BEGIN RECORDED DATA

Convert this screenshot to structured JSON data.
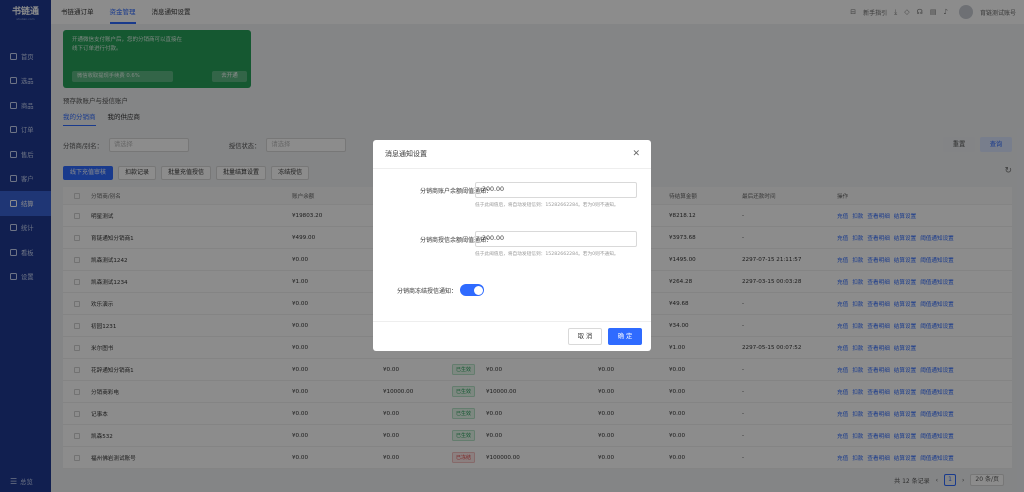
{
  "app": {
    "logo_text": "书链通",
    "logo_sub": "shulian.com"
  },
  "sidebar": {
    "items": [
      {
        "label": "首页",
        "icon": "home-icon"
      },
      {
        "label": "选品",
        "icon": "select-icon"
      },
      {
        "label": "商品",
        "icon": "product-icon"
      },
      {
        "label": "订单",
        "icon": "order-icon"
      },
      {
        "label": "售后",
        "icon": "aftersale-icon"
      },
      {
        "label": "客户",
        "icon": "customer-icon"
      },
      {
        "label": "结算",
        "icon": "settlement-icon",
        "active": true
      },
      {
        "label": "统计",
        "icon": "stats-icon"
      },
      {
        "label": "看板",
        "icon": "dashboard-icon"
      },
      {
        "label": "设置",
        "icon": "settings-icon"
      }
    ],
    "footer_label": "总览"
  },
  "topbar": {
    "tabs": [
      "书链通订单",
      "资金管理",
      "消息通知设置"
    ],
    "active_tab": 1,
    "guide": "新手指引",
    "user": "育链测试账号"
  },
  "promo": {
    "line1": "开通微信支付账户后，您的分销商可以直接在",
    "line2": "线下订单进行付款。",
    "fee": "微信收取提现手续费 0.6%",
    "button": "去开通"
  },
  "section_title": "预存款账户与授信账户",
  "subtabs": [
    "我的分销商",
    "我的供应商"
  ],
  "filters": {
    "label1": "分销商/别名：",
    "placeholder1": "请选择",
    "label2": "授信状态：",
    "placeholder2": "请选择",
    "reset": "重置",
    "query": "查询"
  },
  "actions": [
    "线下充值审核",
    "扣款记录",
    "批量充值授信",
    "批量结算设置",
    "冻结授信"
  ],
  "table": {
    "headers": [
      "分销商/别名",
      "账户余额",
      "",
      "",
      "",
      "",
      "待结算金额",
      "最后还款时间",
      "操作"
    ],
    "rows": [
      {
        "name": "明星测试",
        "balance": "¥19803.20",
        "credit": "",
        "status": "",
        "c5": "",
        "c6": "",
        "pending": "¥8218.12",
        "last": "-",
        "ops": [
          "充值",
          "扣款",
          "查看明细",
          "结算设置"
        ]
      },
      {
        "name": "育链通知分销商1",
        "balance": "¥499.00",
        "credit": "",
        "status": "",
        "c5": "",
        "c6": "",
        "pending": "¥3973.68",
        "last": "-",
        "ops": [
          "充值",
          "扣款",
          "查看明细",
          "结算设置",
          "阈值通知设置"
        ]
      },
      {
        "name": "凯森测试1242",
        "balance": "¥0.00",
        "credit": "",
        "status": "",
        "c5": "",
        "c6": "",
        "pending": "¥1495.00",
        "last": "2297-07-15 21:11:57",
        "ops": [
          "充值",
          "扣款",
          "查看明细",
          "结算设置",
          "阈值通知设置"
        ]
      },
      {
        "name": "凯森测试1234",
        "balance": "¥1.00",
        "credit": "",
        "status": "",
        "c5": "",
        "c6": "",
        "pending": "¥264.28",
        "last": "2297-03-15 00:03:28",
        "ops": [
          "充值",
          "扣款",
          "查看明细",
          "结算设置",
          "阈值通知设置"
        ]
      },
      {
        "name": "欢乐演示",
        "balance": "¥0.00",
        "credit": "",
        "status": "",
        "c5": "",
        "c6": "",
        "pending": "¥49.68",
        "last": "-",
        "ops": [
          "充值",
          "扣款",
          "查看明细",
          "结算设置",
          "阈值通知设置"
        ]
      },
      {
        "name": "初园1231",
        "balance": "¥0.00",
        "credit": "",
        "status": "",
        "c5": "",
        "c6": "",
        "pending": "¥34.00",
        "last": "-",
        "ops": [
          "充值",
          "扣款",
          "查看明细",
          "结算设置",
          "阈值通知设置"
        ]
      },
      {
        "name": "米尔图书",
        "balance": "¥0.00",
        "credit": "¥0.00",
        "status": "",
        "c5": "",
        "c6": "",
        "pending": "¥1.00",
        "last": "2297-05-15 00:07:52",
        "ops": [
          "充值",
          "扣款",
          "查看明细",
          "结算设置"
        ]
      },
      {
        "name": "花辞通知分销商1",
        "balance": "¥0.00",
        "credit": "¥0.00",
        "status": "已生效",
        "c5": "¥0.00",
        "c6": "¥0.00",
        "pending": "¥0.00",
        "last": "-",
        "ops": [
          "充值",
          "扣款",
          "查看明细",
          "结算设置",
          "阈值通知设置"
        ]
      },
      {
        "name": "分销商彩电",
        "balance": "¥0.00",
        "credit": "¥10000.00",
        "status": "已生效",
        "c5": "¥10000.00",
        "c6": "¥0.00",
        "pending": "¥0.00",
        "last": "-",
        "ops": [
          "充值",
          "扣款",
          "查看明细",
          "结算设置",
          "阈值通知设置"
        ]
      },
      {
        "name": "记事本",
        "balance": "¥0.00",
        "credit": "¥0.00",
        "status": "已生效",
        "c5": "¥0.00",
        "c6": "¥0.00",
        "pending": "¥0.00",
        "last": "-",
        "ops": [
          "充值",
          "扣款",
          "查看明细",
          "结算设置",
          "阈值通知设置"
        ]
      },
      {
        "name": "凯森532",
        "balance": "¥0.00",
        "credit": "¥0.00",
        "status": "已生效",
        "c5": "¥0.00",
        "c6": "¥0.00",
        "pending": "¥0.00",
        "last": "-",
        "ops": [
          "充值",
          "扣款",
          "查看明细",
          "结算设置",
          "阈值通知设置"
        ]
      },
      {
        "name": "福州佛岩测试账号",
        "balance": "¥0.00",
        "credit": "¥0.00",
        "status": "已冻结",
        "c5": "¥100000.00",
        "c6": "¥0.00",
        "pending": "¥0.00",
        "last": "-",
        "ops": [
          "充值",
          "扣款",
          "查看明细",
          "结算设置",
          "阈值通知设置"
        ]
      }
    ]
  },
  "pager": {
    "total": "共 12 条记录",
    "current": "1",
    "page_size": "20 条/页"
  },
  "modal": {
    "title": "消息通知设置",
    "field1_label": "分销商账户余额阈值通知：",
    "field1_value": "200.00",
    "field1_hint": "低于此阈值后，将自动发短信到：15282662284。若为0则不通知。",
    "field2_label": "分销商授信余额阈值通知：",
    "field2_value": "200.00",
    "field2_hint": "低于此阈值后，将自动发短信到：15282662284。若为0则不通知。",
    "toggle_label": "分销商冻结授信通知：",
    "toggle_on": true,
    "cancel": "取 消",
    "ok": "确 定"
  }
}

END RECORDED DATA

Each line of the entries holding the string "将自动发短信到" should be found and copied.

▸ REPLY TO THE EXERCISE:
    "field1_hint": "低于此阈值后，将自动发短信到：15282662284。若为0则不通知。",
    "field2_hint": "低于此阈值后，将自动发短信到：15282662284。若为0则不通知。",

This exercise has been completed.